Most companies do a terrible job of motivating their employees. There’s a reason why Daniel Pink’s book Drive is a best-seller.
Pink’s book is based on 50 years of research on how people are optimally motivated. My takeaway from this book is that there are three reasons people are motivated to achieve high performance and high levels of innovation:
1. The drive toward autonomy is powerful. We all want to own and have as much control as possible over where we focus our time and energy.
2. Mastery of skills is innate. We all want to achieve a higher level of mastery over time in the areas we focus on, whatever those areas may be. This is an internal, innate drive to improve performance and achieve a level of excellence. Even if this drive is repressed, Pink would argue that everyone has the ability to grow and achieve it.

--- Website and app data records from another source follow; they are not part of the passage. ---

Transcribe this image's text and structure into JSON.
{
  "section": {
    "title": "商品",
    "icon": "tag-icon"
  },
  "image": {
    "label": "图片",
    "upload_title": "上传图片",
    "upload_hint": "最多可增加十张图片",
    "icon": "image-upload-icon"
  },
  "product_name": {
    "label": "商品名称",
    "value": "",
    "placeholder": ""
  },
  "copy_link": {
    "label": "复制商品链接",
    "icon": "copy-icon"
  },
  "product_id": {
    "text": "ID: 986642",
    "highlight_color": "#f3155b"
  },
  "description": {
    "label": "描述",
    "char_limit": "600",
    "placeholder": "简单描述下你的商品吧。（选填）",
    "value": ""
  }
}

3. A sense of purpose is inspiring. We all want to be contributing and impacting our world in a way that goes beyond fulfilling our own personal self-interest. A purposeful life means contributing to a greater good.
Whenever we go into a company to help unleash its hidden potential for organization-wide creativity, we find that individuals leap at the opportunity. They will do so in addition to their day jobs, regardless of whether they are rewarded with higher pay. There is a level of intrinsic reward inherent in creativity and innovation that motivates people to work way beyond what’s ordinarily required.
Organizations that reward with financial incentives and nothing else are missing the boat. Employees can sniff out when they’ve been had, and tokenism in terms of acknowledgment and reward won’t get the job done.
Options for rewarding employees
Don’t simply look at extrinsic financial incentives as a way to elevate the performance of your organization. Identify ways that individuals who contribute their time and energy can be rewarded.
What I’m talking about is reaching the point where everyone in the organization understands that innovation is valued not just by a select few, but by every individual. This attitude gets people excited about what they’re producing within their professional community.
When orchestras work together synergistically to achieve new levels of performance through collaboration, they aren’t merely going through the motions.
Creating a motivating environment
Pink’s point is that for many, if not most, of us, that’s what it’s all about. It’s not about the paycheck. Environment matters. If two people are doing the same job, but one is female and making 20 percent less and knows she is, then it’s a demotivating factor.
There are certain parameters that create the foundation for a motivating environment. These ideas are not simple to execute. On a day-to-day basis, the C-suite will have to manage through operational realities. The key is to embed into the organization some of these reward and acknowledgment principles that support an innovative culture.
Once you’re on the road to having that in place, and people know you’re serious about providing space to allow imaginations to work, you will start seeing breakthrough results.